Stephany Joy-Newman, professor and counselor at the WIU Counseling Center, was awarded the C. A. Michelman Award for her outstanding achievements throughout her career at WIU. She was presented this award and plaque at the annual Illinois Counselors Association convention in November 1999. “This award was established by the ICA to honor C. A. Michelman, a pioneer of professional course in Illinois who was responsible for the development of professional counseling programs in Illinois schools and agencies,” Michael Illovsky, counselor and professor at the University Counseling Center, said.The C. A. Michelman Award is annually awarded based on significant contributions in a variety of areas pertaining to professional leadership activities. It is the most prestigious award offered by the ICA and takes an individual’s complete work history into careful consideration before nomination.

The ICA carefully examines counselors’ publications and leadership skills with leadership contributions to their professions through their counseling career.

Joy-Newman qualified based on her leadership contributions through her presidency of both state and national levels of the Illinois Association of Mental Health Counselors, the Illinois College Counseling Association and the American College Counseling Association, among others.

Upon graduation from WIU, Joy-Newman was employed at Spoon River College and Community Mental Health Center for Fulton and McDonough counties before taking a job opening at WIU. According to Joy-Newman, she feels her leadership contribution to the Counselor Licensure Law in the late 1980s had a big effect on the award.

Previously, anyone could claim to be a counselor and psychotherapist without any specified degree toward that field. Those untrained individuals could then claim this job title and inappropriately “treat” unsuspecting patients in ways they felt correct. Joy-Newman felt strongly that a law was necessary to protect individuals from mistreatments and further psychological trauma.

The Counselor Licensure Law requires certain minimal standards in education, specific training and coursework, passing an exam and being supervised by another licensed professor before being able to claim the title of “counselor.” Just as doctors need to receive their M.D. through proper schooling before they can legally practice, counselors now need to meet certain qualifications, thanks to Joy-Newman.

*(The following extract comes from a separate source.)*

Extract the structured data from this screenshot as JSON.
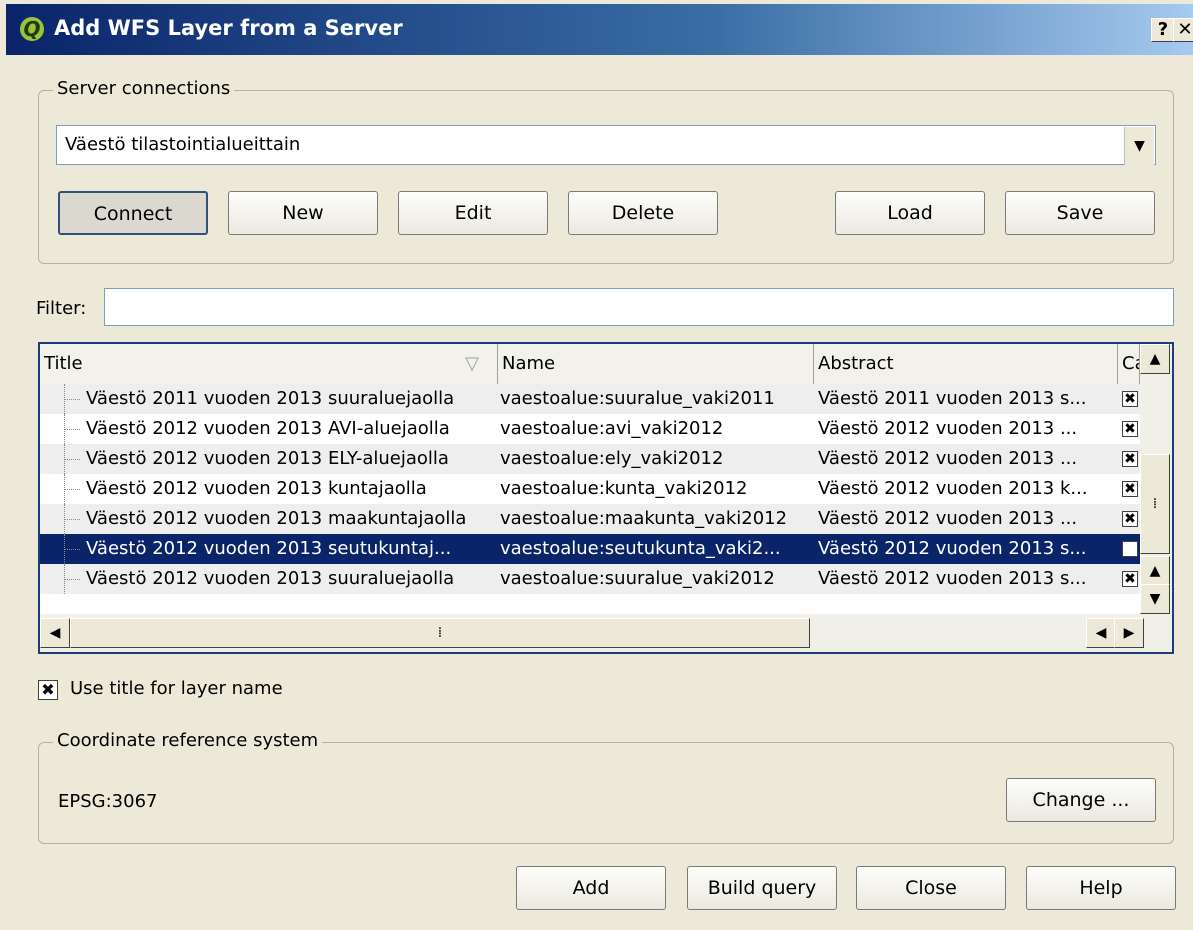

She has had numerous publications in multiple journals from 1980 through 1992. Joy-Newman has written book chapters and whole books from 1985 through 1987. She has also presented many national, regional and state presentations from 1982 through 1999. Her plentitude of desire and dedication to her profession were also a factor in her receiving the C.A. Michelman Award after all these years.

Joy-Newman’s newest work is in animal therapy. She brings certified dogs to nursing homes and developmentally disabled homes. The dogs then interact and play with the patients, bringing smiles and positive inner emotions to the people.

Animal therapy is especially effective with patients that have Alzheimer’s disease. In many cases, Alzheimer’s patients will stop talking. When the dog arrives, and after touching and petting the dog, the patient will open up. When the dogs, often German shepherds, put their soft, warm heads in the patients’ laps and look at them with their needy eyes, some patients seem to “snap out of it,” Joy-Newman said.

The dog acts as the interaction vehicle that very often has a positive effect on individuals. The patients who have been quiet for a long time may then speak and want to communicate with the dog. Even if the patients did not have dogs as pets in their younger days, they still seem to enjoy and open up to the presence of the dogs.

According to Joy-Newman, research has shown that one result of animal therapy on the elderly is a decrease in blood pressure and heart rate, relaxing the people. It has also been proven that elderly people will stay alive longer if they have a dog to take care of and to love.